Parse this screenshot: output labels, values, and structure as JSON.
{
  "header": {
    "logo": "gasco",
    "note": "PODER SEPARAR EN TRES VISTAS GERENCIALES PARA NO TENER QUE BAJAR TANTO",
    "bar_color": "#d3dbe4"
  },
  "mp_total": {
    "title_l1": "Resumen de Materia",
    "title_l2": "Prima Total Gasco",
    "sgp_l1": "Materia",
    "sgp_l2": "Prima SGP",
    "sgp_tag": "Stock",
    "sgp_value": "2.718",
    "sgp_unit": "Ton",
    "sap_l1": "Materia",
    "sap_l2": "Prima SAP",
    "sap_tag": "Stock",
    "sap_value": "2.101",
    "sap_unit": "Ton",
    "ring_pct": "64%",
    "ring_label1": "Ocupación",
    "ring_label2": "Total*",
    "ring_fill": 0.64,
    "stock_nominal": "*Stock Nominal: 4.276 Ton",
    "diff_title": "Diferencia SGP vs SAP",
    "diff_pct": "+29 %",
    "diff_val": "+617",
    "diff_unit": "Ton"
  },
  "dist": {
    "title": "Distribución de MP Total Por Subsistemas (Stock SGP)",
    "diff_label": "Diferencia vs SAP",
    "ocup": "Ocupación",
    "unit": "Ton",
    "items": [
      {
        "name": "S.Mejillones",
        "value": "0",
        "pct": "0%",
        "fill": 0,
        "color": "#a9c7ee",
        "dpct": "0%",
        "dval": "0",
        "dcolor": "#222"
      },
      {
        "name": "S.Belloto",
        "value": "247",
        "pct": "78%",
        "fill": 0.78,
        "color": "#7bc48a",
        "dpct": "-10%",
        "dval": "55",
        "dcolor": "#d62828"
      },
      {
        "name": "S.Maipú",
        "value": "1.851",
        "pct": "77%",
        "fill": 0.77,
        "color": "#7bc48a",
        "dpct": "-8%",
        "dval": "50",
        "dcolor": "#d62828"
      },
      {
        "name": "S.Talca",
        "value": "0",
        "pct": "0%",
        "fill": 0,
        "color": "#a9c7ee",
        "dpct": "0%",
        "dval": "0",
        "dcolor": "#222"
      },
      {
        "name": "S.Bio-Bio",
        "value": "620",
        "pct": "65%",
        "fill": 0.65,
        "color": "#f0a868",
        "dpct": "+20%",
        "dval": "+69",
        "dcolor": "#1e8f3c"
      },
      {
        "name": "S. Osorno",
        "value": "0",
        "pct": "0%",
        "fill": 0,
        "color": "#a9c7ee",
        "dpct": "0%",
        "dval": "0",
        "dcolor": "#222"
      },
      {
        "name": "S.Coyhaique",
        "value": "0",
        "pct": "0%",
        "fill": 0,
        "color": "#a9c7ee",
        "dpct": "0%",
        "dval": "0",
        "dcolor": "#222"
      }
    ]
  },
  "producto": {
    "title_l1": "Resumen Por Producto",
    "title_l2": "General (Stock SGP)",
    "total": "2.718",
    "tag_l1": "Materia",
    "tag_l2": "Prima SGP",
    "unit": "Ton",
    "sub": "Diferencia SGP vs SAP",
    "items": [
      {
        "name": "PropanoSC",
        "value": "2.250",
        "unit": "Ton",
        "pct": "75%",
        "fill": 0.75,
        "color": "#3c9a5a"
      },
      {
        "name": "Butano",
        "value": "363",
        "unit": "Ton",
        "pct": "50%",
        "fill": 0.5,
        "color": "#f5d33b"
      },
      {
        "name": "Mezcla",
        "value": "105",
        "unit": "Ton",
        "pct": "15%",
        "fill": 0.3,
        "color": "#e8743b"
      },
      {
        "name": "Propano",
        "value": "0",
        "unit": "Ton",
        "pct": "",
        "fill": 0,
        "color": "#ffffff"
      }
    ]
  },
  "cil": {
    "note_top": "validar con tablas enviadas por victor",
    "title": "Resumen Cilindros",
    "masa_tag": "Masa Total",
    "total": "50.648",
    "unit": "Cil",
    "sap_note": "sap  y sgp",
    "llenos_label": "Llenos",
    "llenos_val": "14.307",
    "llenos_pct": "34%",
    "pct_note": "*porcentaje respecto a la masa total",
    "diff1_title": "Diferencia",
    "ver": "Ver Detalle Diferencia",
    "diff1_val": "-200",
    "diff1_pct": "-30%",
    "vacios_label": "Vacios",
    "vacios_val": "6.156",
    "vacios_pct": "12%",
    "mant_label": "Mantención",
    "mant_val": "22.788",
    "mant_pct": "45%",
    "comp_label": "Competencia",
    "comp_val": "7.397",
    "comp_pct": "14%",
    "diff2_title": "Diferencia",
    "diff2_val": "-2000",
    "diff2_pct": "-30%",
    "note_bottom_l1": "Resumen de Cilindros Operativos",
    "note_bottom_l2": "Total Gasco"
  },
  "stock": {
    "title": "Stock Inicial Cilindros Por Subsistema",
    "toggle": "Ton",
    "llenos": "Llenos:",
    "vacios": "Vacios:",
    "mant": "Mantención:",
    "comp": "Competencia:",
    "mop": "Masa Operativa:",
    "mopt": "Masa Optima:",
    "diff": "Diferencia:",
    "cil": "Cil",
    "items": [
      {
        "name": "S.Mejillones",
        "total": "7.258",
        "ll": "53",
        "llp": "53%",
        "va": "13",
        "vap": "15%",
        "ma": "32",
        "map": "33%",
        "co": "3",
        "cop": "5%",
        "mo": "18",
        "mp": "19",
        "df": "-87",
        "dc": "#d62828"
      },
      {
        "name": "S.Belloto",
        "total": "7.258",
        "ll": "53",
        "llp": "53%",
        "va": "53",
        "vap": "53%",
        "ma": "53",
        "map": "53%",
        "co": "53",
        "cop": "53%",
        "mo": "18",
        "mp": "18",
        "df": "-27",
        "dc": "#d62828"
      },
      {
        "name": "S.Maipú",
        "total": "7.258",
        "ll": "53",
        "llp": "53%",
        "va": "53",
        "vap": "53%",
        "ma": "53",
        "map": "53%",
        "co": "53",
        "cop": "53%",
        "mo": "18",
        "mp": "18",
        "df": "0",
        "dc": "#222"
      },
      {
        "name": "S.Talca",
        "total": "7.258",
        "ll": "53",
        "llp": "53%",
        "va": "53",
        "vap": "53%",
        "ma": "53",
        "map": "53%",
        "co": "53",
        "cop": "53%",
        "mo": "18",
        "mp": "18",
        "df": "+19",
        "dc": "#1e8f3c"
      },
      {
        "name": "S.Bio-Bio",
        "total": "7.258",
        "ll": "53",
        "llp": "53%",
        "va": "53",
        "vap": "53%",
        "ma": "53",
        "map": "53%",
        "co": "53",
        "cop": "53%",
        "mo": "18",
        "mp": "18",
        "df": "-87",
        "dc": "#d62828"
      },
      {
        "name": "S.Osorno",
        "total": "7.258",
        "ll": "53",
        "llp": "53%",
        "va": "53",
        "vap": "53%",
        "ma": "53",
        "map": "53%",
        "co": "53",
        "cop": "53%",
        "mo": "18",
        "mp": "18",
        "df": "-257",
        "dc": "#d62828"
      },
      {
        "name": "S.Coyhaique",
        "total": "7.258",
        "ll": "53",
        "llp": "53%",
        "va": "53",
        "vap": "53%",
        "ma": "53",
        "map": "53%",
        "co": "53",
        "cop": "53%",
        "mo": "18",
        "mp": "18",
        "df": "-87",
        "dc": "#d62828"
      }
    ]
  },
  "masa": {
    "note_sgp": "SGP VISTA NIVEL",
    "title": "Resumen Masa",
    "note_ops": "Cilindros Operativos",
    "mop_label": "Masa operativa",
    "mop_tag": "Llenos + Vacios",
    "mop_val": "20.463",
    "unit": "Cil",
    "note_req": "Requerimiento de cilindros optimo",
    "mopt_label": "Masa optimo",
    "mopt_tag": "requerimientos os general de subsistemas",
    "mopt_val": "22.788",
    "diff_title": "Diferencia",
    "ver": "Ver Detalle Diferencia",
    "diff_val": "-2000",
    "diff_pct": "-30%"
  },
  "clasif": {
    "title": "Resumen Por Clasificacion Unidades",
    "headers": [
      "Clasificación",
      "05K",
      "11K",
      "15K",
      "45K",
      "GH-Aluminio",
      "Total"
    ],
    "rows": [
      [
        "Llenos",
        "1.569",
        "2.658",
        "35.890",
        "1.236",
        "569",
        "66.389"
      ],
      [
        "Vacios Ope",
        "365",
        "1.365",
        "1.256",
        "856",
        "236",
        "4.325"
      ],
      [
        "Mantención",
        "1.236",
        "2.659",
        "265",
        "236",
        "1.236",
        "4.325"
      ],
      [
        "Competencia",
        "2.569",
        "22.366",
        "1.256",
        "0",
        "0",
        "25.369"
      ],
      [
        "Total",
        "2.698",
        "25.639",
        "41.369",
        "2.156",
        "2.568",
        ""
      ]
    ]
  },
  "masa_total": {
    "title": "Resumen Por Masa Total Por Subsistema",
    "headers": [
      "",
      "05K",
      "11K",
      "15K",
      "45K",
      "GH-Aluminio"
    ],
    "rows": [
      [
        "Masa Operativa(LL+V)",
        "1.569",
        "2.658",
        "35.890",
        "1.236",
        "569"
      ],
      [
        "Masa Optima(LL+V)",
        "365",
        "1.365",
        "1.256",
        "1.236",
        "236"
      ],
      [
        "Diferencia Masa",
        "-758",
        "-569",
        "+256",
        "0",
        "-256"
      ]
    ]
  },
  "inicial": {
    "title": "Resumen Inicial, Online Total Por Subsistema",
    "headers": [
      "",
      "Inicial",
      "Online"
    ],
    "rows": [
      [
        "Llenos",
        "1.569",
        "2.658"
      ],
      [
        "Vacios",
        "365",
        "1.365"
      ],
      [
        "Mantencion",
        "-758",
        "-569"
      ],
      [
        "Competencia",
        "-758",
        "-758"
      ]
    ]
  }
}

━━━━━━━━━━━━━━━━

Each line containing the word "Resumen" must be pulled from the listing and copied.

    "title_l1": "Resumen de Materia",
    "title_l1": "Resumen Por Producto",
    "title": "Resumen Cilindros",
    "note_bottom_l1": "Resumen de Cilindros Operativos",
    "title": "Resumen Masa",
    "title": "Resumen Por Clasificacion Unidades",
    "title": "Resumen Por Masa Total Por Subsistema",
    "title": "Resumen Inicial, Online Total Por Subsistema",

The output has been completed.